WASHINGTON — The KC-46A Pegasus tanker program hit an important milestone Sunday with the successful first flight of its engineering test plane.
The Boeing 767-2C, a test version of the KC-46A without the refueling boom and other tanker equipment, took wing at 9:29 a.m. Pacific time, landing three hours and 32 minutes later at Boeing Field just outside of Seattle.
It marks the first test flight of any kind for the KC-46A tanker program, which will produce 179 new planes to replace the aging KC-135 tanker fleet, with production ending in 2027. The tanker replacement program is a major focus for Boeing's defense arm as at a time when many of its programs are winding down.
In a company statement, Boeing test pilot Ron Johnston said the 767-2C performed "flawlessly," adding that pilots took the plane up to 28,000 feet and near max speed while verifying various systems.

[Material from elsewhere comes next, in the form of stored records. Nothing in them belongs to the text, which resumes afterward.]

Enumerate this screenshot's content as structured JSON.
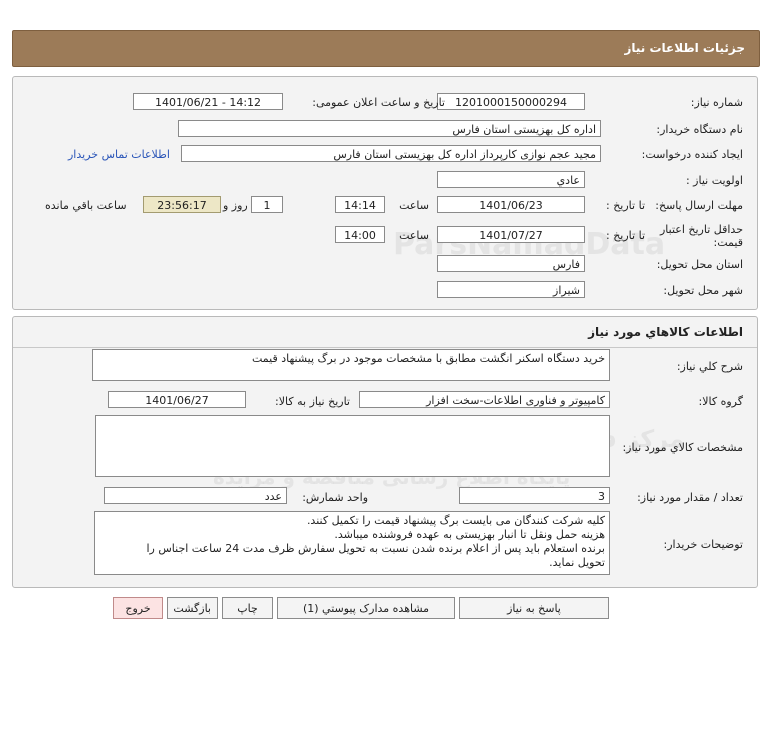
{
  "page": {
    "title": "جزئیات اطلاعات نیاز"
  },
  "watermark": {
    "line1": "مرکز فرآوری اطلاعات پارس نماد داده ها",
    "line2": "پایگاه اطلاع رسانی مناقصه و مزایده",
    "brand": "ParsNamadData"
  },
  "info": {
    "need_number_label": "شماره نیاز:",
    "need_number": "1201000150000294",
    "announce_label": "تاریخ و ساعت اعلان عمومی:",
    "announce_value": "1401/06/21 - 14:12",
    "buyer_label": "نام دستگاه خریدار:",
    "buyer_value": "اداره کل بهزیستی استان فارس",
    "creator_label": "ایجاد کننده درخواست:",
    "creator_value": "مجید عجم نوازی کارپرداز اداره کل بهزیستی استان فارس",
    "contact_link": "اطلاعات تماس خریدار",
    "priority_label": "اولویت نیاز :",
    "priority_value": "عادي",
    "deadline_label": "مهلت ارسال پاسخ:",
    "deadline_to": "تا تاریخ :",
    "deadline_date": "1401/06/23",
    "deadline_time_label": "ساعت",
    "deadline_time": "14:14",
    "days_value": "1",
    "days_label": "روز و",
    "remaining_time": "23:56:17",
    "remaining_label": "ساعت باقي مانده",
    "validity_label_1": "حداقل تاریخ اعتبار",
    "validity_label_2": "قیمت:",
    "validity_to": "تا تاریخ :",
    "validity_date": "1401/07/27",
    "validity_time_label": "ساعت",
    "validity_time": "14:00",
    "province_label": "استان محل تحویل:",
    "province_value": "فارس",
    "city_label": "شهر محل تحویل:",
    "city_value": "شیراز"
  },
  "goods": {
    "section_title": "اطلاعات کالاهاي مورد نياز",
    "desc_label": "شرح کلي نياز:",
    "desc_value": "خرید دستگاه اسکنر انگشت مطابق با مشخصات موجود در برگ پیشنهاد قیمت",
    "group_label": "گروه کالا:",
    "group_value": "کامپیوتر و فناوری اطلاعات-سخت افزار",
    "need_date_label": "تاریخ نياز به کالا:",
    "need_date": "1401/06/27",
    "specs_label": "مشخصات کالاي مورد نياز:",
    "specs_value": "",
    "qty_label": "تعداد / مقدار مورد نیاز:",
    "qty_value": "3",
    "unit_label": "واحد شمارش:",
    "unit_value": "عدد",
    "notes_label": "توضیحات خریدار:",
    "notes_lines": [
      "کلیه شرکت کنندگان می بایست برگ پیشنهاد قیمت را تکمیل کنند.",
      "هزینه حمل ونقل تا انبار بهزیستی به عهده فروشنده میباشد.",
      "برنده استعلام باید پس از اعلام برنده شدن نسبت به تحویل سفارش ظرف مدت 24 ساعت اجناس را",
      "تحویل نماید."
    ]
  },
  "buttons": {
    "reply": "پاسخ به نیاز",
    "attachments": "مشاهده مدارک پیوستي (1)",
    "print": "چاپ",
    "back": "بازگشت",
    "exit": "خروج"
  },
  "colors": {
    "title_bg": "#9c7b58",
    "timer_bg": "#ede7c6",
    "exit_bg": "#fce3e3",
    "link": "#2a55b8"
  }
}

The same news release quoted Brig. Gen. Duke Richardson, the program executive officer for tankers, calling the flight a "really critical step in the life of this program and the development of this important capability for the warfighter."
Air Force Secretary Deborah Lee James also took to Twitter to mark the occasion.

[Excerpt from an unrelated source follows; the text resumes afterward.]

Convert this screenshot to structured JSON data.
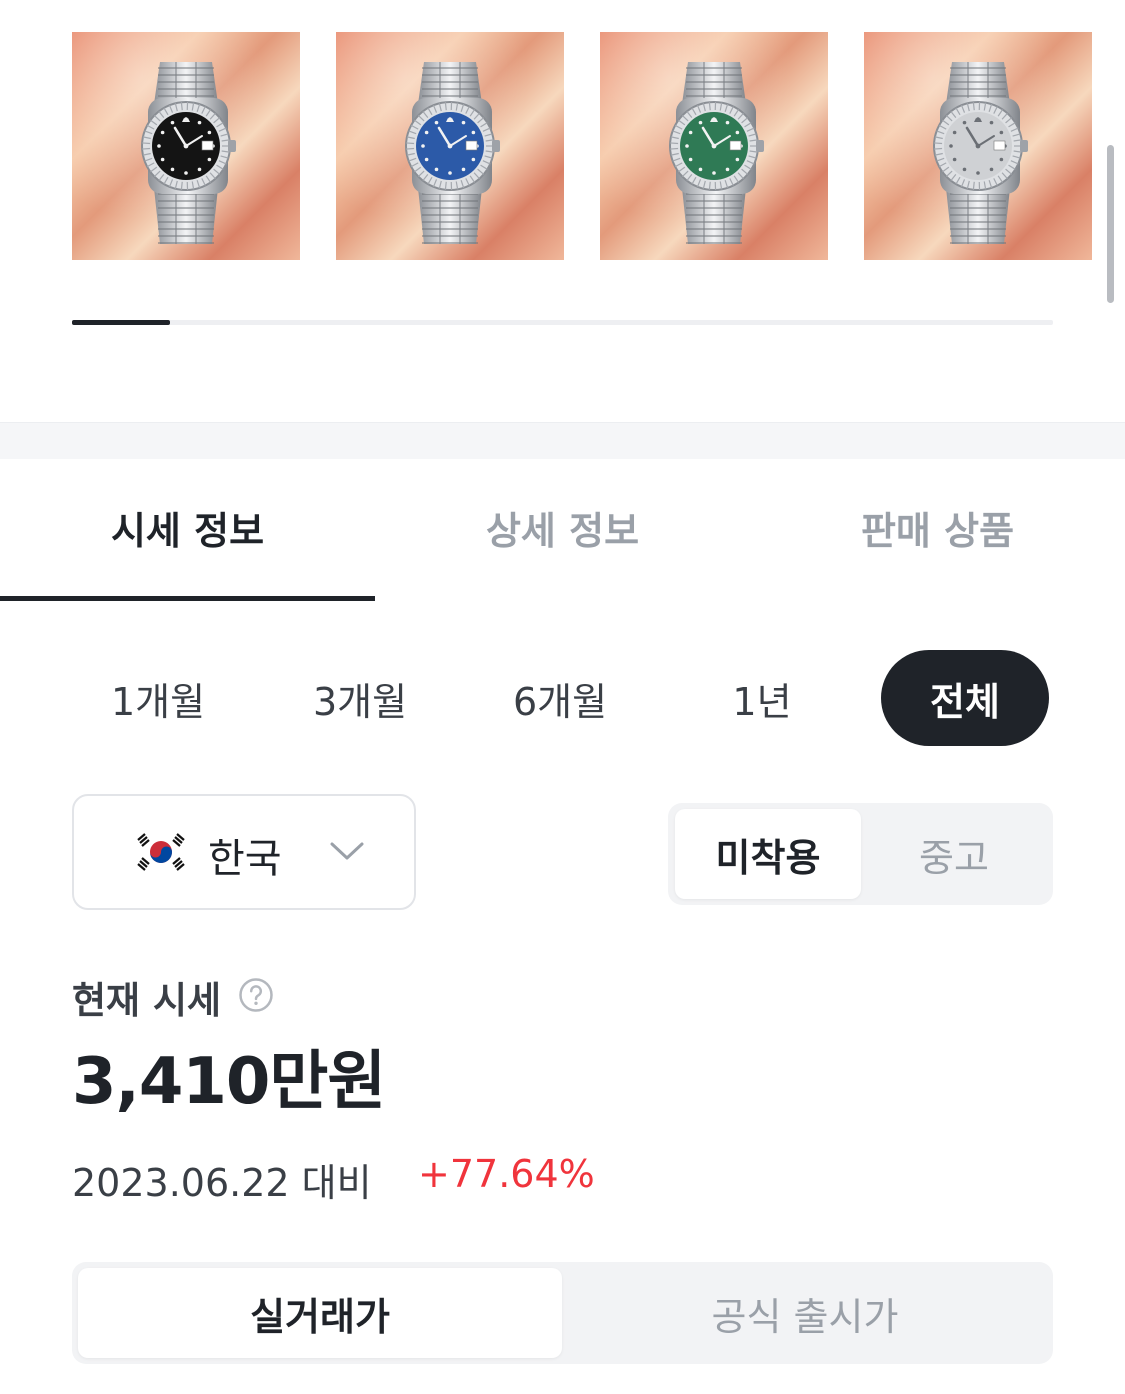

The test flight of the 767-2C had originally been scheduled for June of 2014, then for third quarter of 2014. Boeing has downplayed the delay, noting that the test flight is an internal deadline. The service has agreed, emphasizing that it is only concerned that Boeing meet its eventual requirement of delivering 18 aircraft by 2017.
The program has hit other snags as well this year, leading to Lt. Gen. Ellen Pawlikowski, military deputy for acquisition, expressing concerns in November about Boeing meeting its "near-term" schedule.
The Boeing release notes that the company plans to have the remaining three test aircraft — another 767-2C and a pair of fully-equipped KC-46A models — flying in 2015. A source told Defense News the first KC-46A flight should occur in the spring.
Aaron Mehta was deputy editor and senior Pentagon correspondent for Defense News, covering policy, strategy and acquisition at the highest levels of the Defense Department and its international partners.